Table of Contents
Conference Papers in Medicine
Volume 2013, Article ID 274687, 4 pages
http://dx.doi.org/10.1155/2013/274687
Conference Paper

Hyperthermia versus Oncothermia: Cellular Effects in Cancer Therapy

1Department of Physiology, University of Debrecen, Debrecen 4012, Hungary
2Institute of Human Physiology and Clinical Experimental Research, Semmelweis University, Budapest 1094, Hungary
3Department of Complementary and Alternative Medicine, University of Pécs, Pécs 7622, Hungary
4Department of Biotechnics, St. Istvan University, Gödöllő 2103, Hungary

Received 14 January 2013; Accepted 29 April 2013

Academic Editors: G. F. Baronzio, M. Jackson, and A. Szasz

This Conference Paper is based on a presentation given by Gyula P. Szigeti at “Conference of the International Clinical Hyperthermia Society 2012” held from 12 October 2012 to 14 October 2012 in Budapest, Hungary.

Copyright © 2013 Gyula P. Szigeti et al. This is an open access article distributed under the Creative Commons Attribution License, which permits unrestricted use, distribution, and reproduction in any medium, provided the original work is properly cited.

Abstract

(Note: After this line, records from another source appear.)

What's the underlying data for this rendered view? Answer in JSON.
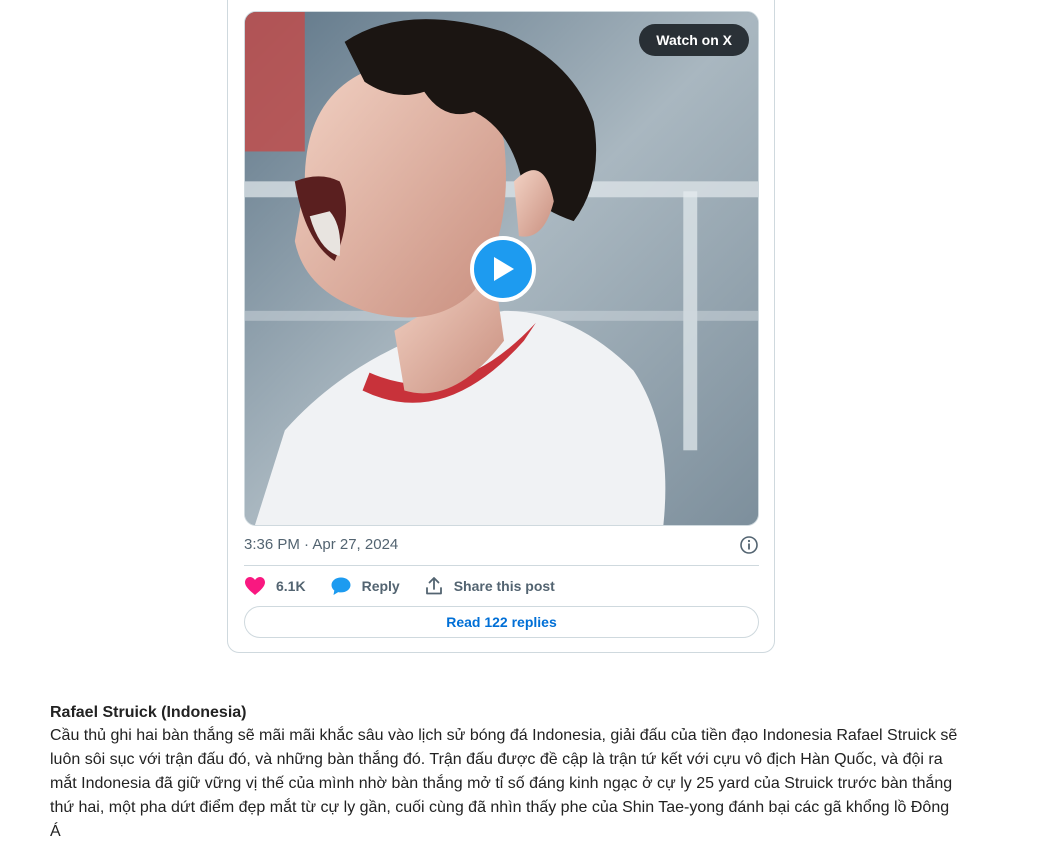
{
  "tweet": {
    "watch_label": "Watch on X",
    "timestamp": "3:36 PM · Apr 27, 2024",
    "likes": "6.1K",
    "reply_label": "Reply",
    "share_label": "Share this post",
    "read_replies_label": "Read 122 replies",
    "icons": {
      "like": "heart-icon",
      "reply": "speech-bubble-icon",
      "share": "share-upload-icon",
      "info": "info-icon",
      "play": "play-icon"
    },
    "colors": {
      "like": "#f91880",
      "play": "#1d9bf0",
      "link": "#006fd6"
    }
  },
  "article": {
    "heading": "Rafael Struick (Indonesia)",
    "body": "Cầu thủ ghi hai bàn thắng sẽ mãi mãi khắc sâu vào lịch sử bóng đá Indonesia, giải đấu của tiền đạo Indonesia Rafael Struick sẽ luôn sôi sục với trận đấu đó, và những bàn thắng đó. Trận đấu được đề cập là trận tứ kết với cựu vô địch Hàn Quốc, và đội ra mắt Indonesia đã giữ vững vị thế của mình nhờ bàn thắng mở tỉ số đáng kinh ngạc ở cự ly 25 yard của Struick trước bàn thắng thứ hai, một pha dứt điểm đẹp mắt từ cự ly gần, cuối cùng đã nhìn thấy phe của Shin Tae-yong đánh bại các gã khổng lồ Đông Á"
  }
}
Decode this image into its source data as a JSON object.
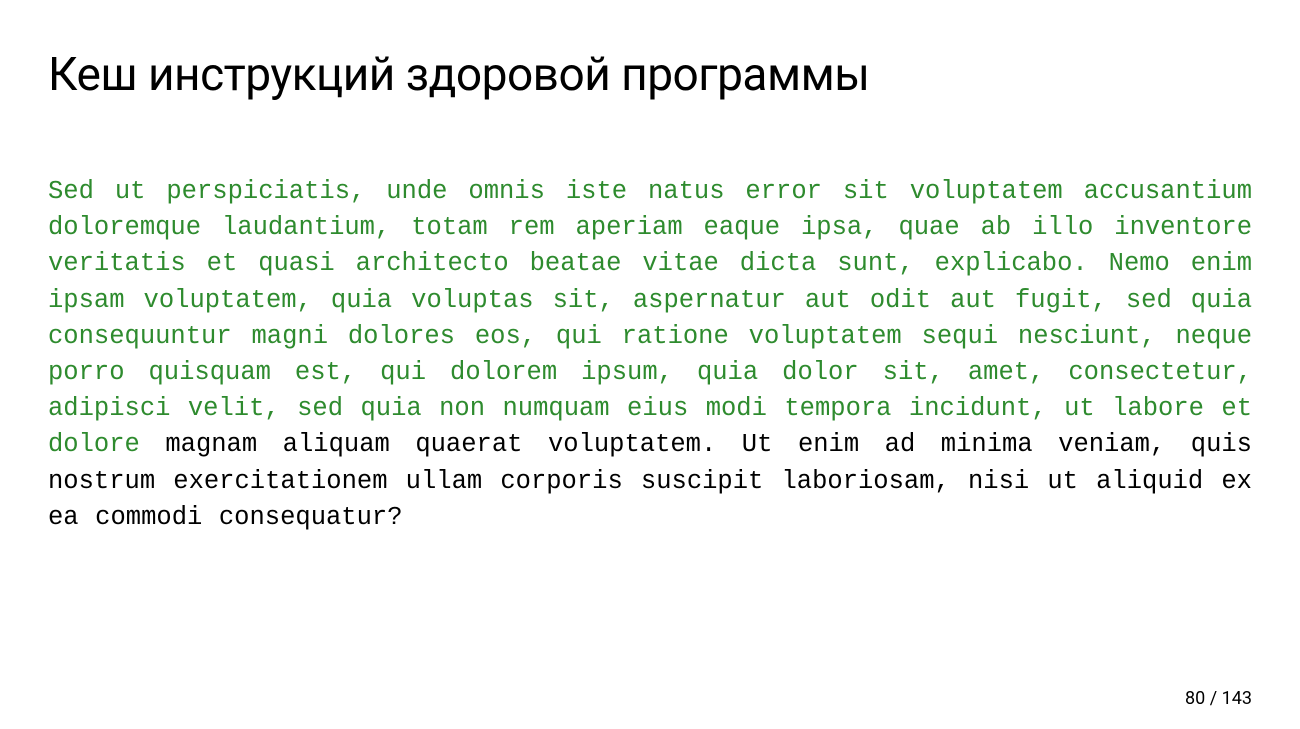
{
  "slide": {
    "title": "Кеш инструкций здоровой программы",
    "body": {
      "green_part": "Sed ut perspiciatis, unde omnis iste natus error sit voluptatem accusantium doloremque laudantium, totam rem aperiam eaque ipsa, quae ab illo inventore veritatis et quasi architecto beatae vitae dicta sunt, explicabo. Nemo enim ipsam voluptatem, quia voluptas sit, aspernatur aut odit aut fugit, sed quia consequuntur magni dolores eos, qui ratione voluptatem sequi nesciunt, neque porro quisquam est, qui dolorem ipsum, quia dolor sit, amet, consectetur, adipisci velit, sed quia non numquam eius modi tempora incidunt, ut labore et dolore ",
      "black_part": "magnam aliquam quaerat voluptatem. Ut enim ad minima veniam, quis nostrum exercitationem ullam corporis suscipit laboriosam, nisi ut aliquid ex ea commodi consequatur?"
    },
    "page": {
      "current": "80",
      "separator": " / ",
      "total": "143"
    }
  }
}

Hyperthermia means overheating of the living object completely or partly. Hyperthermia, the procedure of raising the temperature of a part of or the whole body above the normal for a defined period of time, is applied alone or as an adjunctive with various established cancer treatment modalities such as radiotherapy and chemotherapy. The fact that is the hyperthermia is not generally accepted as conventional therapy. The problem is its controversial performance. The controversy is originated from the complications of the deep heating and the focusing of the heat effect. The idea of oncothermia solves the selective deep action on nearly cellular resolution. We would like to demonstrate the force and perspectives of oncothermia as a highly specialized hyperthermia in clinical oncology. Our aim is to prove the ability of oncothermia to be a candidate to become a widely accepted modality of the standard cancer care. We would like to show the proofs and the challenges of the hyperthermia and oncothermia applications to provide the presently available data and summarize the knowledge in the topic. Like many early-stage therapies, oncothermia lacks adequate treatment experience and long-range, comprehensive statistics that can help us optimize its use for all indications.